*** PROVIDED ENTRIES ***
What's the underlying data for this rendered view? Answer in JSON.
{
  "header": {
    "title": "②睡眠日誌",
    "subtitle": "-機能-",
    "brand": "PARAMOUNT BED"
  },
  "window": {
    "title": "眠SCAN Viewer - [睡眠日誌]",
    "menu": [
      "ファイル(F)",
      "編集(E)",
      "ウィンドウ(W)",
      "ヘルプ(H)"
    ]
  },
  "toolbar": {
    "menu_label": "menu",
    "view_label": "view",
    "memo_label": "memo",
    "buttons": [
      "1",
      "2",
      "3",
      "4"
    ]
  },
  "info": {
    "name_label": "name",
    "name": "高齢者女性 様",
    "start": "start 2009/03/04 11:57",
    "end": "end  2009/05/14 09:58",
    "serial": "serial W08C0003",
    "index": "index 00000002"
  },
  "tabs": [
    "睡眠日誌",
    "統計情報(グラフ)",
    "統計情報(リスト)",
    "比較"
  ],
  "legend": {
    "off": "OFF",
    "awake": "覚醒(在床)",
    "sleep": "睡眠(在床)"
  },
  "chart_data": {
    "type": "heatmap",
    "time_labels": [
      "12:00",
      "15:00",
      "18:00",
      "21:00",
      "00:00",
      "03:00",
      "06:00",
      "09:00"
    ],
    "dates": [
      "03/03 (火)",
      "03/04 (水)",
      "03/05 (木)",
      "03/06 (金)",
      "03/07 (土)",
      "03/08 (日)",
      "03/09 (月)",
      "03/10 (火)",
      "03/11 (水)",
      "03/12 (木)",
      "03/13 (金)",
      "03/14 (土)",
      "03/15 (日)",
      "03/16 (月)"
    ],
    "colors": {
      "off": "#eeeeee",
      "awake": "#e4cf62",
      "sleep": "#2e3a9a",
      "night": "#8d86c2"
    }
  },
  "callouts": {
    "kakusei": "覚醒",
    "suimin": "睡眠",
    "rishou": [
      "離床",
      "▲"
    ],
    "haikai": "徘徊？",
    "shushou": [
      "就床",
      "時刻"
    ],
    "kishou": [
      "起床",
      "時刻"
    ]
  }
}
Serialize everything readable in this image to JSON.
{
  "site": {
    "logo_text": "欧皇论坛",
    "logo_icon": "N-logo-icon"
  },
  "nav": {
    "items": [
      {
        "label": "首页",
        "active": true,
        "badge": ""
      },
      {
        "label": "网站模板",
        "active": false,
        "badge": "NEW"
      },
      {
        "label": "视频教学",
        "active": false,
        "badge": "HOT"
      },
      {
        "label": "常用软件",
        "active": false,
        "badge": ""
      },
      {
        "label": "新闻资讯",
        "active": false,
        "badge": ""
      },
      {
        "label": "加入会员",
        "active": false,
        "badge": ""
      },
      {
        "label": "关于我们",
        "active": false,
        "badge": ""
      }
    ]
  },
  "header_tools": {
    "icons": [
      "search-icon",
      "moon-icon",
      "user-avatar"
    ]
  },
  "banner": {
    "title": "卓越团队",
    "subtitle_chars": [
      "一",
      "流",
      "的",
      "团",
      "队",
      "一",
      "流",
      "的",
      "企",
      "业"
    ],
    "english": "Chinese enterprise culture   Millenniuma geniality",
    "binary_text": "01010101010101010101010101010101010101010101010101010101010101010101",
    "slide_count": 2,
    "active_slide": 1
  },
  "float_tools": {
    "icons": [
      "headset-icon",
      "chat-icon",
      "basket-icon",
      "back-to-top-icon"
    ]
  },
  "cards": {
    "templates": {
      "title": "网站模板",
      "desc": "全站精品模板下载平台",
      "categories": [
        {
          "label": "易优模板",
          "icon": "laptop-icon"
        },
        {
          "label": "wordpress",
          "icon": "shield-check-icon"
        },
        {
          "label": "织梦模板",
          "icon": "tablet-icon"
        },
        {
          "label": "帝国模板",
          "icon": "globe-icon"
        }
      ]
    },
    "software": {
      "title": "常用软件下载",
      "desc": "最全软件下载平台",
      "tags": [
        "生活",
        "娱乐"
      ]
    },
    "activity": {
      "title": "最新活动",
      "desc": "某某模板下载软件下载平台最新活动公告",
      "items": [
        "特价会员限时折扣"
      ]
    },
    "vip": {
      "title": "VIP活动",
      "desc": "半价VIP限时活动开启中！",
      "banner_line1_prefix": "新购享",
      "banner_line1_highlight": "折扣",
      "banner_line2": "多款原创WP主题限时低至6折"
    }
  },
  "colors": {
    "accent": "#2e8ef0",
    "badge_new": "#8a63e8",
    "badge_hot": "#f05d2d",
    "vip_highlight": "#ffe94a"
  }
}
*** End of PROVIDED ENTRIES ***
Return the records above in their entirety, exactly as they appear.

== OUTPUT FOR THIS TASK ==
What's the underlying data for this rendered view? Answer in JSON.
{
  "header": {
    "title": "②睡眠日誌",
    "subtitle": "-機能-",
    "brand": "PARAMOUNT BED"
  },
  "window": {
    "title": "眠SCAN Viewer - [睡眠日誌]",
    "menu": [
      "ファイル(F)",
      "編集(E)",
      "ウィンドウ(W)",
      "ヘルプ(H)"
    ]
  },
  "toolbar": {
    "menu_label": "menu",
    "view_label": "view",
    "memo_label": "memo",
    "buttons": [
      "1",
      "2",
      "3",
      "4"
    ]
  },
  "info": {
    "name_label": "name",
    "name": "高齢者女性 様",
    "start": "start 2009/03/04 11:57",
    "end": "end  2009/05/14 09:58",
    "serial": "serial W08C0003",
    "index": "index 00000002"
  },
  "tabs": [
    "睡眠日誌",
    "統計情報(グラフ)",
    "統計情報(リスト)",
    "比較"
  ],
  "legend": {
    "off": "OFF",
    "awake": "覚醒(在床)",
    "sleep": "睡眠(在床)"
  },
  "chart_data": {
    "type": "heatmap",
    "time_labels": [
      "12:00",
      "15:00",
      "18:00",
      "21:00",
      "00:00",
      "03:00",
      "06:00",
      "09:00"
    ],
    "dates": [
      "03/03 (火)",
      "03/04 (水)",
      "03/05 (木)",
      "03/06 (金)",
      "03/07 (土)",
      "03/08 (日)",
      "03/09 (月)",
      "03/10 (火)",
      "03/11 (水)",
      "03/12 (木)",
      "03/13 (金)",
      "03/14 (土)",
      "03/15 (日)",
      "03/16 (月)"
    ],
    "colors": {
      "off": "#eeeeee",
      "awake": "#e4cf62",
      "sleep": "#2e3a9a",
      "night": "#8d86c2"
    }
  },
  "callouts": {
    "kakusei": "覚醒",
    "suimin": "睡眠",
    "rishou": [
      "離床",
      "▲"
    ],
    "haikai": "徘徊？",
    "shushou": [
      "就床",
      "時刻"
    ],
    "kishou": [
      "起床",
      "時刻"
    ]
  }
}
Serialize everything readable in this image to JSON.
{
  "site": {
    "logo_text": "欧皇论坛",
    "logo_icon": "N-logo-icon"
  },
  "nav": {
    "items": [
      {
        "label": "首页",
        "active": true,
        "badge": ""
      },
      {
        "label": "网站模板",
        "active": false,
        "badge": "NEW"
      },
      {
        "label": "视频教学",
        "active": false,
        "badge": "HOT"
      },
      {
        "label": "常用软件",
        "active": false,
        "badge": ""
      },
      {
        "label": "新闻资讯",
        "active": false,
        "badge": ""
      },
      {
        "label": "加入会员",
        "active": false,
        "badge": ""
      },
      {
        "label": "关于我们",
        "active": false,
        "badge": ""
      }
    ]
  },
  "header_tools": {
    "icons": [
      "search-icon",
      "moon-icon",
      "user-avatar"
    ]
  },
  "banner": {
    "title": "卓越团队",
    "subtitle_chars": [
      "一",
      "流",
      "的",
      "团",
      "队",
      "一",
      "流",
      "的",
      "企",
      "业"
    ],
    "english": "Chinese enterprise culture   Millenniuma geniality",
    "binary_text": "01010101010101010101010101010101010101010101010101010101010101010101",
    "slide_count": 2,
    "active_slide": 1
  },
  "float_tools": {
    "icons": [
      "headset-icon",
      "chat-icon",
      "basket-icon",
      "back-to-top-icon"
    ]
  },
  "cards": {
    "templates": {
      "title": "网站模板",
      "desc": "全站精品模板下载平台",
      "categories": [
        {
          "label": "易优模板",
          "icon": "laptop-icon"
        },
        {
          "label": "wordpress",
          "icon": "shield-check-icon"
        },
        {
          "label": "织梦模板",
          "icon": "tablet-icon"
        },
        {
          "label": "帝国模板",
          "icon": "globe-icon"
        }
      ]
    },
    "software": {
      "title": "常用软件下载",
      "desc": "最全软件下载平台",
      "tags": [
        "生活",
        "娱乐"
      ]
    },
    "activity": {
      "title": "最新活动",
      "desc": "某某模板下载软件下载平台最新活动公告",
      "items": [
        "特价会员限时折扣"
      ]
    },
    "vip": {
      "title": "VIP活动",
      "desc": "半价VIP限时活动开启中！",
      "banner_line1_prefix": "新购享",
      "banner_line1_highlight": "折扣",
      "banner_line2": "多款原创WP主题限时低至6折"
    }
  },
  "colors": {
    "accent": "#2e8ef0",
    "badge_new": "#8a63e8",
    "badge_hot": "#f05d2d",
    "vip_highlight": "#ffe94a"
  }
}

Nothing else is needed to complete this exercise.